### TO DO
Below are the records; collect from them each line containing the string "icon".
========
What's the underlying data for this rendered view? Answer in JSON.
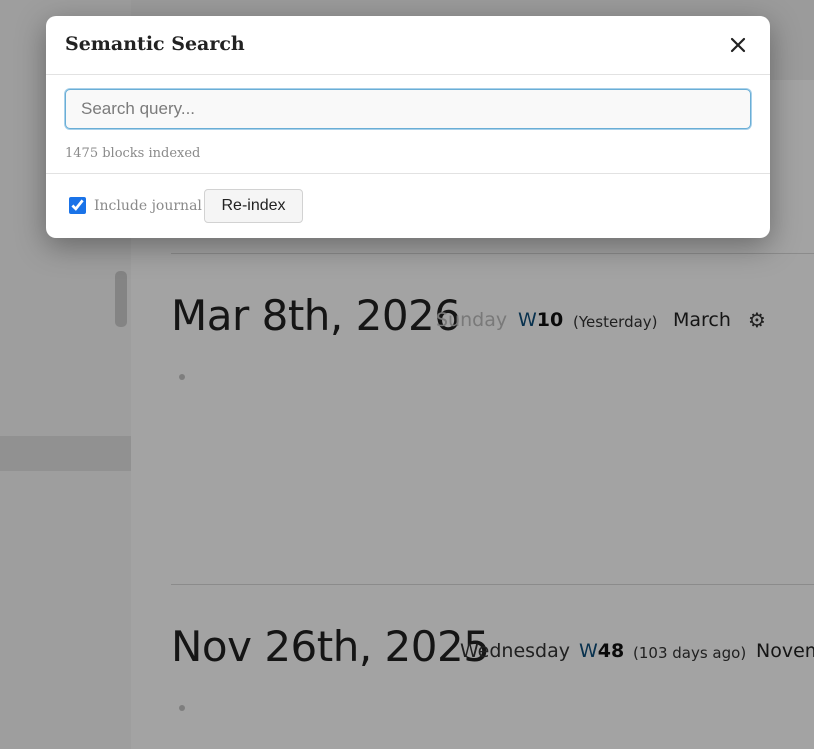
{
  "modal": {
    "title": "Semantic Search",
    "close_icon": "close-icon",
    "search": {
      "placeholder": "Search query...",
      "value": ""
    },
    "index_status": "1475 blocks indexed",
    "include_journal": {
      "label": "Include journal",
      "checked": true
    },
    "reindex_label": "Re-index",
    "accent_color": "#1a73e8"
  },
  "journals": [
    {
      "date": "Mar 8th, 2026",
      "weekday": "Sunday",
      "week_prefix": "W",
      "week_number": "10",
      "relative": "(Yesterday)",
      "month": "March",
      "settings_icon": "gear-icon"
    },
    {
      "date": "Nov 26th, 2025",
      "weekday": "Wednesday",
      "week_prefix": "W",
      "week_number": "48",
      "relative": "(103 days ago)",
      "month": "Novem"
    }
  ]
}
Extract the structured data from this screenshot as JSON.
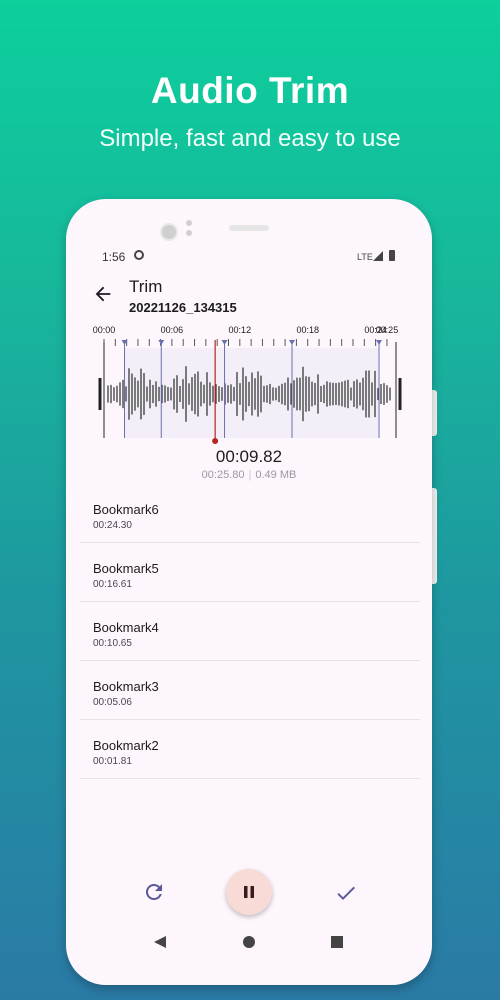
{
  "promo": {
    "title": "Audio Trim",
    "subtitle": "Simple, fast and easy to use"
  },
  "status_bar": {
    "time": "1:56",
    "network": "LTE"
  },
  "header": {
    "title": "Trim",
    "filename": "20221126_134315"
  },
  "timeline": {
    "tick_labels": [
      "00:00",
      "00:06",
      "00:12",
      "00:18",
      "00:24",
      "00:25"
    ],
    "duration_seconds": 25.8,
    "playhead_seconds": 9.82,
    "bookmark_seconds": [
      1.81,
      5.06,
      10.65,
      16.61,
      24.3
    ],
    "colors": {
      "waveform": "#3a3a3a",
      "playhead": "#b3261e",
      "bookmark_marker": "#6b6fb0",
      "selection": "#f3eef7"
    }
  },
  "playback": {
    "current": "00:09.82",
    "duration": "00:25.80",
    "separator": "|",
    "size": "0.49 MB"
  },
  "bookmarks": [
    {
      "name": "Bookmark6",
      "time": "00:24.30"
    },
    {
      "name": "Bookmark5",
      "time": "00:16.61"
    },
    {
      "name": "Bookmark4",
      "time": "00:10.65"
    },
    {
      "name": "Bookmark3",
      "time": "00:05.06"
    },
    {
      "name": "Bookmark2",
      "time": "00:01.81"
    }
  ],
  "controls": {
    "reset_icon": "reset-icon",
    "pause_icon": "pause-icon",
    "confirm_icon": "check-icon",
    "accent": "#5a5a9a",
    "pause_bg": "#f8dad6"
  },
  "nav_bar": {
    "back_icon": "triangle-back-icon",
    "home_icon": "circle-home-icon",
    "recents_icon": "square-recents-icon"
  }
}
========
### YOUR SOLUTION
    "close_icon": "close-icon",
      "settings_icon": "gear-icon"
    "reset_icon": "reset-icon",
    "pause_icon": "pause-icon",
    "confirm_icon": "check-icon",
    "back_icon": "triangle-back-icon",
    "home_icon": "circle-home-icon",
    "recents_icon": "square-recents-icon"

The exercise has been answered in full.